- The Council acknowledged Ms X’s appeal and asked if she wanted to make verbal representations to the Education Transport Appeals Committee, or if not, the appeal could be considered by the Transport Officer’s Panel. Ms X stated she could not make verbal representations because of work commitments, and so asked the Transport Officer Panel to consider her appeal.
- The Transport Officer Panel considered Ms X’s appeal in August and sent her its decision. It did not uphold her appeal. It explained it had considered the Council’s current school travel policy. It apologised if there had been confusion in its communication regarding “the nearest suitable school”. It reviewed the legislation in The Education Act 1996 and Department for Education’s statutory guidance. “Home To School Travel and Transport Guidance.” These defined “the nearest suitable school” as “the nearest qualifying school with places available that provides education appropriate to the age, ability and aptitude of the child, and any SEN that the child may have.” It said there was nothing in this test regarding the religious ethos or otherwise of a school. The Panel considered that both schools were suitable. The Panel noted panel Ms X had specifically chosen school Z as her first preference and the Council had allocated B a place. If Ms X had applied for school Y as first preference, the Council would have allocated a place and B would have been eligible for school transport. The Panel noted the difference in the home to school distance to each school was small, but that school Y was the nearest.
- The Panel considered Ms X’s grounds that she did not wish B to be educated at a faith school. The Panel noted Extended Rights Eligibility could allow families on low incomes transport assistance due to parental religion (or lack of religion). But Ms X did not meet the low income criteria. The Panel confirmed that local authorities had no obligation to provide discretionary funded travel on the basis of religion or belief. The Council’s policy had for some years not offered any discretionary transport arrangements in respect of a parent’s religion or belief. Finally, the Panel said it considered there was no evidence of any exceptional circumstances in respect of B, and therefore it did not uphold Ms X’s appeal.

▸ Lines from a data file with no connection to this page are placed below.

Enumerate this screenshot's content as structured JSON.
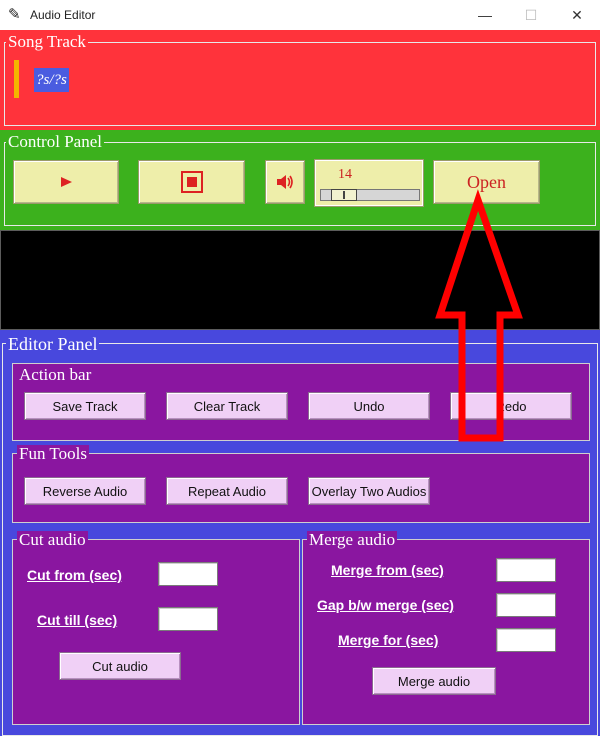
{
  "window": {
    "title": "Audio Editor",
    "minimize_glyph": "—",
    "maximize_glyph": "☐",
    "close_glyph": "✕"
  },
  "song_track": {
    "legend": "Song Track",
    "time_label": "?s/?s"
  },
  "control_panel": {
    "legend": "Control Panel",
    "play_icon": "play-icon",
    "stop_icon": "stop-icon",
    "volume_icon": "volume-icon",
    "volume_value": "14",
    "volume_level": 0.14,
    "open_label": "Open"
  },
  "editor_panel": {
    "legend": "Editor Panel",
    "action_bar": {
      "legend": "Action bar",
      "buttons": [
        "Save Track",
        "Clear Track",
        "Undo",
        "Redo"
      ]
    },
    "fun_tools": {
      "legend": "Fun Tools",
      "buttons": [
        "Reverse Audio",
        "Repeat Audio",
        "Overlay Two Audios"
      ]
    },
    "cut_audio": {
      "legend": "Cut audio",
      "from_label": "Cut from (sec)",
      "till_label": "Cut till (sec)",
      "button": "Cut audio"
    },
    "merge_audio": {
      "legend": "Merge audio",
      "from_label": "Merge from (sec)",
      "gap_label": "Gap b/w merge (sec)",
      "for_label": "Merge for (sec)",
      "button": "Merge audio"
    }
  },
  "colors": {
    "song_track_bg": "#ff333b",
    "control_panel_bg": "#3cb11d",
    "display_bg": "#000000",
    "editor_panel_bg": "#4848dd",
    "sub_panel_bg": "#8a16a0",
    "annotation_arrow": "#ff0000"
  }
}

- I have not found evidence of fault causing injustice regarding the Council’s consideration of Mrs X’s appeal. There was a short delay in advising Ms X of the Council’s decision at stage one, for which the Council has apologised. I do not consider this was fault.

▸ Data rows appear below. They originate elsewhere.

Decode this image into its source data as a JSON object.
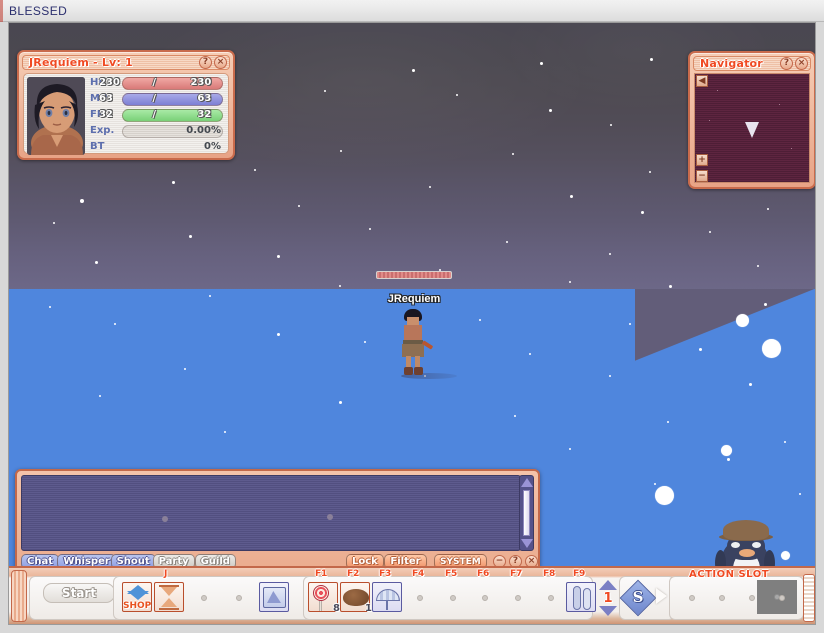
{
  "window": {
    "title": "BLESSED"
  },
  "status_panel": {
    "title": "JRequiem - Lv: 1",
    "help_label": "?",
    "close_label": "×",
    "rows": [
      {
        "label": "HP",
        "current": "230",
        "separator": "/",
        "max": "230",
        "type": "hp"
      },
      {
        "label": "MP",
        "current": "63",
        "separator": "/",
        "max": "63",
        "type": "mp"
      },
      {
        "label": "FP",
        "current": "32",
        "separator": "/",
        "max": "32",
        "type": "fp"
      },
      {
        "label": "Exp.",
        "value": "0.00%",
        "type": "exp"
      },
      {
        "label": "BT",
        "value": "0%",
        "type": "plain"
      }
    ],
    "colors": {
      "hp": "#d97a78",
      "mp": "#7c7fd4",
      "fp": "#79d078",
      "frame": "#c96b4c",
      "title_text": "#f04a22"
    }
  },
  "navigator": {
    "title": "Navigator",
    "help_label": "?",
    "close_label": "×",
    "collapse_label": "◀",
    "zoom_in_label": "+",
    "zoom_out_label": "−",
    "map_color": "#5e2540"
  },
  "world": {
    "player_name": "JRequiem",
    "sky_color": "#4a4751",
    "ground_color": "#4f86dd"
  },
  "chat": {
    "channel_buttons": [
      {
        "label": "Chat",
        "style": "blue"
      },
      {
        "label": "Whisper",
        "style": "blue"
      },
      {
        "label": "Shout",
        "style": "blue"
      },
      {
        "label": "Party",
        "style": "gray"
      },
      {
        "label": "Guild",
        "style": "gray"
      }
    ],
    "right_buttons": [
      {
        "label": "Lock",
        "style": "orange"
      },
      {
        "label": "Filter",
        "style": "orange"
      },
      {
        "label": "SYSTEM",
        "style": "system"
      }
    ],
    "minimize_label": "−",
    "help_label": "?",
    "close_label": "×",
    "input_value": "",
    "input_placeholder": ""
  },
  "taskbar": {
    "start_label": "Start",
    "quick_slots": [
      {
        "key": "",
        "icon": "shop-icon",
        "qty": ""
      },
      {
        "key": "J",
        "icon": "hourglass-icon",
        "qty": ""
      },
      {
        "key": "",
        "icon": "empty",
        "qty": ""
      },
      {
        "key": "",
        "icon": "empty",
        "qty": ""
      },
      {
        "key": "",
        "icon": "scroll-icon",
        "qty": ""
      }
    ],
    "fkey_slots": [
      {
        "key": "F1",
        "icon": "lollipop-icon",
        "qty": "8"
      },
      {
        "key": "F2",
        "icon": "bread-icon",
        "qty": "1"
      },
      {
        "key": "F3",
        "icon": "umbrella-icon",
        "qty": ""
      },
      {
        "key": "F4",
        "icon": "empty",
        "qty": ""
      },
      {
        "key": "F5",
        "icon": "empty",
        "qty": ""
      },
      {
        "key": "F6",
        "icon": "empty",
        "qty": ""
      },
      {
        "key": "F7",
        "icon": "empty",
        "qty": ""
      },
      {
        "key": "F8",
        "icon": "empty",
        "qty": ""
      },
      {
        "key": "F9",
        "icon": "people-icon",
        "qty": ""
      }
    ],
    "page_number": "1",
    "skill_icon_label": "S",
    "action_slot_label": "ACTION SLOT",
    "action_slots": [
      {
        "icon": "empty"
      },
      {
        "icon": "empty"
      },
      {
        "icon": "empty"
      },
      {
        "icon": "empty"
      }
    ]
  }
}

- Ms X had an opportunity to make verbal representations but advised that she could not do so because of the time of the hearing. The Council confirms that if Ms X had wished to make verbal representations, she would have been able to make them at the next hearing date.
- I consider the Panel considered relevant factors including the Council’s policy and government guidance. It explained the reasons why it did not uphold Ms X’s grounds of appeal. It considered using its discretion, but decided that there was insufficient evidence of exceptional circumstances for it to do so.
- I have not seen evidence of fault in the Panel’s decision making. Therefore, as I explain in paragraph 2, I cannot question the decision itself.
- I have not found fault and so I have completed my investigation and closed the complaint.
Investigator's decision on behalf of the Ombudsman